Getting thumped by Wisconsin is no cause for panic, but following that up with a loss to an improved Indiana and then a home defeat against BYU, and it’s pretty troubling. Maybe the Hoosiers are the surprise team in the league this season. And maybe those three losses to good teams by a total of seven points were a sign of success to come for the Cougars. But the Spartans just look out of sorts.
It’s not just the quarterback play without Connor Cook, either. Michigan State is 10th in scoring defense, 11th in rushing defense and 12th in passing defense in the Big Ten. Northwestern, meanwhile, racked up 38 points on Iowa last week and has lost to two top-25 opponents by a combined 12 points.
This should give everyone a pretty good indication if the Spartans have a second-half rebound in them or if this group is destined to slide into the middle class of the conference, or worse.
Is Purdue the next team to look better than expected against Iowa?
Last season, the Hawkeyes were one of the Big Ten’s “find ways to win” teams (along with Northwestern) that defied statistics and convention. They started the 2015 season 12-0 but are 4-4 since then.
Since starting the season with two wins, Iowa has a pair of ugly 14-7 victories, a close loss to a good team (North Dakota State) and a close loss to a possibly bad team (Northwestern). After the game Saturday against Purdue, Iowa likely will be the underdog in four of its final five games.
Putting away the Boilermakers in convincing fashion isn’t going to galvanize the fan base, but another close slog is certainly going to have the opposite effect.
Is Nebraska really “back?”
The Cornhuskers are in the top 10 of the AP poll for the first time in five years.
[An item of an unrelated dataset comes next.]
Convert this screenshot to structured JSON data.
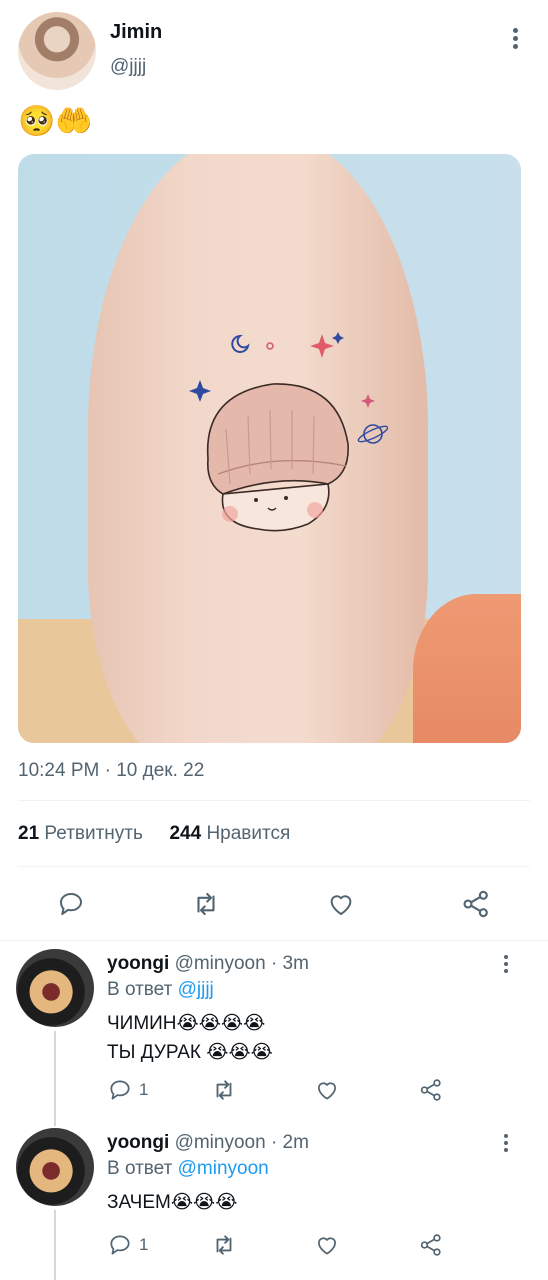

While Michigan and Ohio State have pulverized teams, and Wisconsin has bested two preseason playoff contenders (LSU, Michigan State), Nebraska has just kind of glided into Week 7 without a loss.
Beating Oregon by three at home no longer looks like much to celebrate. Wins against Northwestern and Illinois were fine but hardly noteworthy. Fresno State is bad and could fire the coach. The best win of these five by the end of the season will probably be Wyoming, and it was convincing.
Resume building aside, the Cornhuskers have played well. Tommy Armstrong has avoided mistakes, and the pass defense in particular has been stout. We’re cherry-picking the parameters a little here, but Nebraska is 26th on offense and 36th on defense, according to Bill Connelly’s S&P+ ratings. The only other team in the Big Ten with a top-36 or better offense and defense in the advanced statistical formula is Ohio State.
Indiana is improved, particularly on defense, and this is a chance for the Hoosiers to prove they can be one of the best teams in the conference. It’s also a chance for the Cornhuskers to show why they deserve to be ranked among the best in the nation.